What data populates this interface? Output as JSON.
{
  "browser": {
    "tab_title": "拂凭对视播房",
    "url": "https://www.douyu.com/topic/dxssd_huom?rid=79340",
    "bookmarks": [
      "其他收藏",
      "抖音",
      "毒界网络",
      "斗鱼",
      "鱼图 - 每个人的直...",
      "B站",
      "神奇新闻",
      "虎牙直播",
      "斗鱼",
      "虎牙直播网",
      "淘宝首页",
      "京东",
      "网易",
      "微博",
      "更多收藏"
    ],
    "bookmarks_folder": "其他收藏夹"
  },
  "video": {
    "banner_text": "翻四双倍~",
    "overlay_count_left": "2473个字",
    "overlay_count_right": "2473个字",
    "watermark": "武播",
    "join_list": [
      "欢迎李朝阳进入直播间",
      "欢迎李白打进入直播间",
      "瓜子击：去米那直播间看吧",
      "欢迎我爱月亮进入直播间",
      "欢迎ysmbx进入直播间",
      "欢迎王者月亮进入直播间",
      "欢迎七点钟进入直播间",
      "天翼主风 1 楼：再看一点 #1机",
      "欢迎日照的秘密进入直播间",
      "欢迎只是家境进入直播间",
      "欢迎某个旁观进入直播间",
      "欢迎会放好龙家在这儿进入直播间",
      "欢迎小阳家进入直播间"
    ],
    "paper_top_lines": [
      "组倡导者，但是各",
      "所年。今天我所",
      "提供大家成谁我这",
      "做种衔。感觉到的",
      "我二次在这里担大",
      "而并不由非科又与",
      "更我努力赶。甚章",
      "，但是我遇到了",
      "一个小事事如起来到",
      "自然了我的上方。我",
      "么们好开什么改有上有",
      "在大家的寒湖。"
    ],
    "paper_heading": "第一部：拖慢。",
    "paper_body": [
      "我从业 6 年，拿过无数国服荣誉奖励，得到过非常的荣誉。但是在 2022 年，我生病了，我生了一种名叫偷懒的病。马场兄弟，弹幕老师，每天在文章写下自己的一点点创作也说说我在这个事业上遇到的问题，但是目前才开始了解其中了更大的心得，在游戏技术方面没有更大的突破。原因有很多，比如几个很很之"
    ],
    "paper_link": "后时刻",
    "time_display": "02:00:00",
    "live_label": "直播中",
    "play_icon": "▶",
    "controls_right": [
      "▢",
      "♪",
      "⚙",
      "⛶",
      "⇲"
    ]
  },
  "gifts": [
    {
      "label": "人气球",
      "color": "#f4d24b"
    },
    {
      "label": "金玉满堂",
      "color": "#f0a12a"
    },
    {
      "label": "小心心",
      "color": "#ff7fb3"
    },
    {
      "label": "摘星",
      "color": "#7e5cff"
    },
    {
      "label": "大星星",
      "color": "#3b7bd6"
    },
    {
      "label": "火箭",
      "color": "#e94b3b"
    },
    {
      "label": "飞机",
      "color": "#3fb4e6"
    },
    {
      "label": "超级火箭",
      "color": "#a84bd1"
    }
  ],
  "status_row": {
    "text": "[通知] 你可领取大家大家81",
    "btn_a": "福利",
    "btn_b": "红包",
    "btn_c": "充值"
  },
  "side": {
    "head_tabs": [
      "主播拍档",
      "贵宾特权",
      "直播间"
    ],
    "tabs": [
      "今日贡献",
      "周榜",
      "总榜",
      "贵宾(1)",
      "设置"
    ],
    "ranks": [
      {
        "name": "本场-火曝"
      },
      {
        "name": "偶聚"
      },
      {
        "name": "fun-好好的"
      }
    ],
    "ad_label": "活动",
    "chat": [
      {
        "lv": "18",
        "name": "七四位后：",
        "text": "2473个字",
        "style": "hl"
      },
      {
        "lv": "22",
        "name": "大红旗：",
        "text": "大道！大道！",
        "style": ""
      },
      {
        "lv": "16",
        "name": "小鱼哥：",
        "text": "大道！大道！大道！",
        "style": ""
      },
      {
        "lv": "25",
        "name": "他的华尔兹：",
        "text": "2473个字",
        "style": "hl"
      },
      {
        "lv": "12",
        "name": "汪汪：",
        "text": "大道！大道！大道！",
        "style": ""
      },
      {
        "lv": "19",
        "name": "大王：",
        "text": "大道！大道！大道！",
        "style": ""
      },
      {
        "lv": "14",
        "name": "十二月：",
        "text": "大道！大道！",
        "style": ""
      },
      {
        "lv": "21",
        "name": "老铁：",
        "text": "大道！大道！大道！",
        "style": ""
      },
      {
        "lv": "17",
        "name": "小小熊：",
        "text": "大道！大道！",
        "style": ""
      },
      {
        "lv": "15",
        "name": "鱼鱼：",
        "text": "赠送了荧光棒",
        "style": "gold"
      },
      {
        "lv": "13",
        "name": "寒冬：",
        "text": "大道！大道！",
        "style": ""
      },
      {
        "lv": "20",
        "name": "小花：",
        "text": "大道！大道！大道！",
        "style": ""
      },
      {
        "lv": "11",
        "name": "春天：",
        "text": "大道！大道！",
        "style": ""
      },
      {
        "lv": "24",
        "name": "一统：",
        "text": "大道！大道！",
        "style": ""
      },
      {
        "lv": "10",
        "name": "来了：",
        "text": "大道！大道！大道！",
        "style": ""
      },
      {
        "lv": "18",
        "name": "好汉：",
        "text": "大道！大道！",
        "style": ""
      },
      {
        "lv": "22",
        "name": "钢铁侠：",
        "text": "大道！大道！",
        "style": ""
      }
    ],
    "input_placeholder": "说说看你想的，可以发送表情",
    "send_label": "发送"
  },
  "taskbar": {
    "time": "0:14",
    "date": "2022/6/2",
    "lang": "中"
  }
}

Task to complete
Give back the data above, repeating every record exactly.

Solution for this task
What data populates this interface? Output as JSON.
{
  "browser": {
    "tab_title": "拂凭对视播房",
    "url": "https://www.douyu.com/topic/dxssd_huom?rid=79340",
    "bookmarks": [
      "其他收藏",
      "抖音",
      "毒界网络",
      "斗鱼",
      "鱼图 - 每个人的直...",
      "B站",
      "神奇新闻",
      "虎牙直播",
      "斗鱼",
      "虎牙直播网",
      "淘宝首页",
      "京东",
      "网易",
      "微博",
      "更多收藏"
    ],
    "bookmarks_folder": "其他收藏夹"
  },
  "video": {
    "banner_text": "翻四双倍~",
    "overlay_count_left": "2473个字",
    "overlay_count_right": "2473个字",
    "watermark": "武播",
    "join_list": [
      "欢迎李朝阳进入直播间",
      "欢迎李白打进入直播间",
      "瓜子击：去米那直播间看吧",
      "欢迎我爱月亮进入直播间",
      "欢迎ysmbx进入直播间",
      "欢迎王者月亮进入直播间",
      "欢迎七点钟进入直播间",
      "天翼主风 1 楼：再看一点 #1机",
      "欢迎日照的秘密进入直播间",
      "欢迎只是家境进入直播间",
      "欢迎某个旁观进入直播间",
      "欢迎会放好龙家在这儿进入直播间",
      "欢迎小阳家进入直播间"
    ],
    "paper_top_lines": [
      "组倡导者，但是各",
      "所年。今天我所",
      "提供大家成谁我这",
      "做种衔。感觉到的",
      "我二次在这里担大",
      "而并不由非科又与",
      "更我努力赶。甚章",
      "，但是我遇到了",
      "一个小事事如起来到",
      "自然了我的上方。我",
      "么们好开什么改有上有",
      "在大家的寒湖。"
    ],
    "paper_heading": "第一部：拖慢。",
    "paper_body": [
      "我从业 6 年，拿过无数国服荣誉奖励，得到过非常的荣誉。但是在 2022 年，我生病了，我生了一种名叫偷懒的病。马场兄弟，弹幕老师，每天在文章写下自己的一点点创作也说说我在这个事业上遇到的问题，但是目前才开始了解其中了更大的心得，在游戏技术方面没有更大的突破。原因有很多，比如几个很很之"
    ],
    "paper_link": "后时刻",
    "time_display": "02:00:00",
    "live_label": "直播中",
    "play_icon": "▶",
    "controls_right": [
      "▢",
      "♪",
      "⚙",
      "⛶",
      "⇲"
    ]
  },
  "gifts": [
    {
      "label": "人气球",
      "color": "#f4d24b"
    },
    {
      "label": "金玉满堂",
      "color": "#f0a12a"
    },
    {
      "label": "小心心",
      "color": "#ff7fb3"
    },
    {
      "label": "摘星",
      "color": "#7e5cff"
    },
    {
      "label": "大星星",
      "color": "#3b7bd6"
    },
    {
      "label": "火箭",
      "color": "#e94b3b"
    },
    {
      "label": "飞机",
      "color": "#3fb4e6"
    },
    {
      "label": "超级火箭",
      "color": "#a84bd1"
    }
  ],
  "status_row": {
    "text": "[通知] 你可领取大家大家81",
    "btn_a": "福利",
    "btn_b": "红包",
    "btn_c": "充值"
  },
  "side": {
    "head_tabs": [
      "主播拍档",
      "贵宾特权",
      "直播间"
    ],
    "tabs": [
      "今日贡献",
      "周榜",
      "总榜",
      "贵宾(1)",
      "设置"
    ],
    "ranks": [
      {
        "name": "本场-火曝"
      },
      {
        "name": "偶聚"
      },
      {
        "name": "fun-好好的"
      }
    ],
    "ad_label": "活动",
    "chat": [
      {
        "lv": "18",
        "name": "七四位后：",
        "text": "2473个字",
        "style": "hl"
      },
      {
        "lv": "22",
        "name": "大红旗：",
        "text": "大道！大道！",
        "style": ""
      },
      {
        "lv": "16",
        "name": "小鱼哥：",
        "text": "大道！大道！大道！",
        "style": ""
      },
      {
        "lv": "25",
        "name": "他的华尔兹：",
        "text": "2473个字",
        "style": "hl"
      },
      {
        "lv": "12",
        "name": "汪汪：",
        "text": "大道！大道！大道！",
        "style": ""
      },
      {
        "lv": "19",
        "name": "大王：",
        "text": "大道！大道！大道！",
        "style": ""
      },
      {
        "lv": "14",
        "name": "十二月：",
        "text": "大道！大道！",
        "style": ""
      },
      {
        "lv": "21",
        "name": "老铁：",
        "text": "大道！大道！大道！",
        "style": ""
      },
      {
        "lv": "17",
        "name": "小小熊：",
        "text": "大道！大道！",
        "style": ""
      },
      {
        "lv": "15",
        "name": "鱼鱼：",
        "text": "赠送了荧光棒",
        "style": "gold"
      },
      {
        "lv": "13",
        "name": "寒冬：",
        "text": "大道！大道！",
        "style": ""
      },
      {
        "lv": "20",
        "name": "小花：",
        "text": "大道！大道！大道！",
        "style": ""
      },
      {
        "lv": "11",
        "name": "春天：",
        "text": "大道！大道！",
        "style": ""
      },
      {
        "lv": "24",
        "name": "一统：",
        "text": "大道！大道！",
        "style": ""
      },
      {
        "lv": "10",
        "name": "来了：",
        "text": "大道！大道！大道！",
        "style": ""
      },
      {
        "lv": "18",
        "name": "好汉：",
        "text": "大道！大道！",
        "style": ""
      },
      {
        "lv": "22",
        "name": "钢铁侠：",
        "text": "大道！大道！",
        "style": ""
      }
    ],
    "input_placeholder": "说说看你想的，可以发送表情",
    "send_label": "发送"
  },
  "taskbar": {
    "time": "0:14",
    "date": "2022/6/2",
    "lang": "中"
  }
}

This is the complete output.